Trend #2 — pressure and saturation

It was around 2015, and we started marketing our studio in a systematic way, across multiple channels. In the era of mass-emailed ads, we were among the earliest adopters of personalized outreach — an approach dubbed 'cold email' or 'drip campaigns' not much later.

There were no playbooks.

There were some practices coming from a lead gen agency we tested, but we turned it upside down instantly, arriving at a whopping 80% reply rates.

This stuff was new.

Went under the radar.

But a decade passed, and the amount of AI-accelerated sales emails hitting your mailbox daily, makes the Moore's law look pale.

Most of these emails look the same.

They run on best practices.

They follow a playbook.

It takes you 20 milliseconds to hit 'delete' just glancing at the subject.

People smell a rat for a mile.

Is it just email?

You do the same for cold calls, outdoor, tv or internet ads. They've become as transparent as air, and you only realize how much energy it costs you to keep the filters on, when you hit the sack in the evening.

I'm sure you saw a LinkedIn timeline at least once. There's a certain kind of people that make up a pattern. They have "optimized profiles" and posts ticking all the boxes of marketing guru playbooks. Their growth hacks earn them an instant ban or unfollow, at least from me.

What is it that's left? People that are more human, muted colors, quieter tones, and superlatives edited out.

I have a strong take on that. Mind the caveats — I think we arrived at the moment where e-mail as a new business channel is dead. And so is social media.

If not just yet today — surely tomorrow.

If it works, it's an exception.

Business will get more personal.

New business will become local. Back again.

Trend #3 — shorting circuits

This one is less obvious and takes wider perspective to notice. But let's try.

20y ago the Internet marketing was big. You want to ride the wave? You need a website.

Then came e-commerce.

Then came social media.

Some people still think in terms of putting an offer on their comprehensive corporate website.

But the world has moved on.

There are folks that are social-native.

They understand that convenience and the flow of timeline scrolling is a strong track, and trying to interrupt this pattern is just inefficient.

I'm not telling that you, a founder or an owner of a company in tech, creative, or whatever other sector, that you should go to TikTok and seek a 7 figure B2B contract there (although as crazy as it sounds, that could actually work). Far from it.

What I mean, is that sometimes we tend to lean onto the ways of doing things that go round in circles, instead of packing a punch right in the face.

Seek for shorting circuits.

Stuck in a long bidding process? Go for a coffee with someone.

Pitching? Go around.

It's not the wisdom that's novel.

It's the context.


These are just a few of trends shaping the direction ahead. There's more.

I am definitely betting on being more human, more casual, less engineered and more raw approach to relationship building, sales, marketing, or personal branding, if you will.

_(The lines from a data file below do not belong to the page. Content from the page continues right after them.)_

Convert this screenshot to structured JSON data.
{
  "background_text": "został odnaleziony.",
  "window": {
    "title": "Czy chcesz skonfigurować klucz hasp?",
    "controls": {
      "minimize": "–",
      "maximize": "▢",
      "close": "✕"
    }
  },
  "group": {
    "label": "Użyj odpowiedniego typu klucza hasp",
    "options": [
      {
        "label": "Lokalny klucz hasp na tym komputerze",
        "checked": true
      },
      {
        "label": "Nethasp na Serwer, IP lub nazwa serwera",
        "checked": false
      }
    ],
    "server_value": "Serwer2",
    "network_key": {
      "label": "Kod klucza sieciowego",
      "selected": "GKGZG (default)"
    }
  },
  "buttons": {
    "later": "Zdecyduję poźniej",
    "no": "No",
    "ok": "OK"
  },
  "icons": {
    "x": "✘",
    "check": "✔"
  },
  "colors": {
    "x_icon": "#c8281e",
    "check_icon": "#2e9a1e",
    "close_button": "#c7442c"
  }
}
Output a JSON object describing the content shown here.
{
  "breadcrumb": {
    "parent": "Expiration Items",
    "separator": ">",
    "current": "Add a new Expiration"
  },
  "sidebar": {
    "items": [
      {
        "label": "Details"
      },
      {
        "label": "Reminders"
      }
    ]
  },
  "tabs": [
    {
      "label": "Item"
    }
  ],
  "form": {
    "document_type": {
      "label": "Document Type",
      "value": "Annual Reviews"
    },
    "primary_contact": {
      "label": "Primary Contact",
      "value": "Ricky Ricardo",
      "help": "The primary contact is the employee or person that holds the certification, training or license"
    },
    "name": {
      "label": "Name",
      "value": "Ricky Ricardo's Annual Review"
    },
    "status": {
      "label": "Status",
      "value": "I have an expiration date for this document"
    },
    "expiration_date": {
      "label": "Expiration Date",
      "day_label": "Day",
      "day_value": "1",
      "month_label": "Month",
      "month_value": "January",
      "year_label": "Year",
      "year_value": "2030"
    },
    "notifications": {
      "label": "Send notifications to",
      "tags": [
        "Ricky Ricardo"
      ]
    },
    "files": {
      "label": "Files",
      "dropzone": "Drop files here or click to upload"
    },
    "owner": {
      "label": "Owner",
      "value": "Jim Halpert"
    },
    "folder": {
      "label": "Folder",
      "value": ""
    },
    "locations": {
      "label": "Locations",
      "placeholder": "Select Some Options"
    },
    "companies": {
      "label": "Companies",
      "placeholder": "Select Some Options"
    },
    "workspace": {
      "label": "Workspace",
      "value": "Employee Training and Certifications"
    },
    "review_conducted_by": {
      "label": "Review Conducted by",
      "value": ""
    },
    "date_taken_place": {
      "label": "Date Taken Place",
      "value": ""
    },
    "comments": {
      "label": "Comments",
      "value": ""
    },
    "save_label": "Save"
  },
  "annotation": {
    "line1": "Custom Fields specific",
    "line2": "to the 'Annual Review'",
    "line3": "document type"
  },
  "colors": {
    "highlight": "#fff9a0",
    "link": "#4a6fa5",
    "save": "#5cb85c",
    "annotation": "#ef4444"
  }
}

Have some depth. Don't trim yourself to cliche roles. Business communication is not business-only anymore. If it is, it becomes flat.

That's exactly why, over the last few years I cured myself of unconditional perfectionism. It's just not relevant anymore and making more harm than good.

That's also why when I built a new website for my new advisory path just a few days back, I included photographs of myself playing saxophone — something that is important, and integral to who I am. Even if it seems to look way off and confusing, when viewed through a lense of your expectations of a professional advisor website.

This sticks out. Not necessarily making me hard to ignore (that's a different approach, that we're also quite fed up with already), but rather welcomes you to a world that's a little bit less sterile, less curated, and more in line with real life.

The new world is causal.

And so is the world of B2B marketing.

Just go listen to some TikTok folks or Gen-Z out there.

Stay prolific, till the next one.

Thinking bigger, seeing farther, making impact. Insights into building and evolving creative businesses and B2B brands. Coming at you from "the fast thinker", Patrick Kizny. #b2b #branding #marketing #creative